◆ **What needs to be done**
Each entry is to be printed again word for word.

= = = = =

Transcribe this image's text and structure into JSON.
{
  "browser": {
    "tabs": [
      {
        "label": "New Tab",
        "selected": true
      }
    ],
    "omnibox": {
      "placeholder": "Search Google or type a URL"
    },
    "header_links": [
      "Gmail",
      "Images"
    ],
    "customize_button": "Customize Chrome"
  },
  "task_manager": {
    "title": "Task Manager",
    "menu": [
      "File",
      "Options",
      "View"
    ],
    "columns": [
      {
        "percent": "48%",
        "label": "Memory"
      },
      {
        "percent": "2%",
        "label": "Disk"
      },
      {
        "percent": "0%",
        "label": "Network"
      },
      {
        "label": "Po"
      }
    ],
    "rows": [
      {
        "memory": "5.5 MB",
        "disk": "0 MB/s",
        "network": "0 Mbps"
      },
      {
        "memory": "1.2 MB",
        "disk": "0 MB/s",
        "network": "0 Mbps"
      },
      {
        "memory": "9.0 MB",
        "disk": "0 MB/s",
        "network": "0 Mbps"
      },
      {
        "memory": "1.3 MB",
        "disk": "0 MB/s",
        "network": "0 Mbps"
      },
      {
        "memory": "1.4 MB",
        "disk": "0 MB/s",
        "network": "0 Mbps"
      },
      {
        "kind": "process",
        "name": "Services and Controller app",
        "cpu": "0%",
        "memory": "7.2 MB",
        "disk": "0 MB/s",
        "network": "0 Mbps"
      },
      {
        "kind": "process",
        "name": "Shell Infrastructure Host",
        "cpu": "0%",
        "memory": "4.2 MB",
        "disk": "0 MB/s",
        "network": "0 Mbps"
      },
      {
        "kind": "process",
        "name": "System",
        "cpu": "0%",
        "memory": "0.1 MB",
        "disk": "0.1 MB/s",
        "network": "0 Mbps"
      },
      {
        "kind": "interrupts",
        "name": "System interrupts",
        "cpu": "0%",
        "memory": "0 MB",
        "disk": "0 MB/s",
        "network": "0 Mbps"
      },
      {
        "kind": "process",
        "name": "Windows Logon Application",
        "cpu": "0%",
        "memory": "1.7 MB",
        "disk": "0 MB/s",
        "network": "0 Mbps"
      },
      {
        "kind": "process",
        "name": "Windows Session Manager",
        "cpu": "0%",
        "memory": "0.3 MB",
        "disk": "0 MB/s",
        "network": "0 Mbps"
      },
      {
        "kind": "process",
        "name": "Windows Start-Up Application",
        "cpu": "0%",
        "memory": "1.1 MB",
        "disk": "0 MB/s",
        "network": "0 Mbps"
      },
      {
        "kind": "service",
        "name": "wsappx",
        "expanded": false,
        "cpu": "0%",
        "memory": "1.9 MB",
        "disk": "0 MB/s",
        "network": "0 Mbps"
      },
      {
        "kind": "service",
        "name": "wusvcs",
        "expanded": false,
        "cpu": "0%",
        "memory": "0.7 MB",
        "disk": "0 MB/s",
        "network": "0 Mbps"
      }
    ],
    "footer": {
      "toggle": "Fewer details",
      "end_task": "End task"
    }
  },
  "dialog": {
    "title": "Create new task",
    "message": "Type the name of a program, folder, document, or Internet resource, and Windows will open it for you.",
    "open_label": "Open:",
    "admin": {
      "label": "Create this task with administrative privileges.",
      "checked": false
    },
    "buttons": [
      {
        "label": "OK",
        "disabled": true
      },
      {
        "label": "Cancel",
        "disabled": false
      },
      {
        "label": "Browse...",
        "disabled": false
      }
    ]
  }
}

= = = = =

◆ **The answer**
Transcribe this image's text and structure into JSON.
{
  "browser": {
    "tabs": [
      {
        "label": "New Tab",
        "selected": true
      }
    ],
    "omnibox": {
      "placeholder": "Search Google or type a URL"
    },
    "header_links": [
      "Gmail",
      "Images"
    ],
    "customize_button": "Customize Chrome"
  },
  "task_manager": {
    "title": "Task Manager",
    "menu": [
      "File",
      "Options",
      "View"
    ],
    "columns": [
      {
        "percent": "48%",
        "label": "Memory"
      },
      {
        "percent": "2%",
        "label": "Disk"
      },
      {
        "percent": "0%",
        "label": "Network"
      },
      {
        "label": "Po"
      }
    ],
    "rows": [
      {
        "memory": "5.5 MB",
        "disk": "0 MB/s",
        "network": "0 Mbps"
      },
      {
        "memory": "1.2 MB",
        "disk": "0 MB/s",
        "network": "0 Mbps"
      },
      {
        "memory": "9.0 MB",
        "disk": "0 MB/s",
        "network": "0 Mbps"
      },
      {
        "memory": "1.3 MB",
        "disk": "0 MB/s",
        "network": "0 Mbps"
      },
      {
        "memory": "1.4 MB",
        "disk": "0 MB/s",
        "network": "0 Mbps"
      },
      {
        "kind": "process",
        "name": "Services and Controller app",
        "cpu": "0%",
        "memory": "7.2 MB",
        "disk": "0 MB/s",
        "network": "0 Mbps"
      },
      {
        "kind": "process",
        "name": "Shell Infrastructure Host",
        "cpu": "0%",
        "memory": "4.2 MB",
        "disk": "0 MB/s",
        "network": "0 Mbps"
      },
      {
        "kind": "process",
        "name": "System",
        "cpu": "0%",
        "memory": "0.1 MB",
        "disk": "0.1 MB/s",
        "network": "0 Mbps"
      },
      {
        "kind": "interrupts",
        "name": "System interrupts",
        "cpu": "0%",
        "memory": "0 MB",
        "disk": "0 MB/s",
        "network": "0 Mbps"
      },
      {
        "kind": "process",
        "name": "Windows Logon Application",
        "cpu": "0%",
        "memory": "1.7 MB",
        "disk": "0 MB/s",
        "network": "0 Mbps"
      },
      {
        "kind": "process",
        "name": "Windows Session Manager",
        "cpu": "0%",
        "memory": "0.3 MB",
        "disk": "0 MB/s",
        "network": "0 Mbps"
      },
      {
        "kind": "process",
        "name": "Windows Start-Up Application",
        "cpu": "0%",
        "memory": "1.1 MB",
        "disk": "0 MB/s",
        "network": "0 Mbps"
      },
      {
        "kind": "service",
        "name": "wsappx",
        "expanded": false,
        "cpu": "0%",
        "memory": "1.9 MB",
        "disk": "0 MB/s",
        "network": "0 Mbps"
      },
      {
        "kind": "service",
        "name": "wusvcs",
        "expanded": false,
        "cpu": "0%",
        "memory": "0.7 MB",
        "disk": "0 MB/s",
        "network": "0 Mbps"
      }
    ],
    "footer": {
      "toggle": "Fewer details",
      "end_task": "End task"
    }
  },
  "dialog": {
    "title": "Create new task",
    "message": "Type the name of a program, folder, document, or Internet resource, and Windows will open it for you.",
    "open_label": "Open:",
    "admin": {
      "label": "Create this task with administrative privileges.",
      "checked": false
    },
    "buttons": [
      {
        "label": "OK",
        "disabled": true
      },
      {
        "label": "Cancel",
        "disabled": false
      },
      {
        "label": "Browse...",
        "disabled": false
      }
    ]
  }
}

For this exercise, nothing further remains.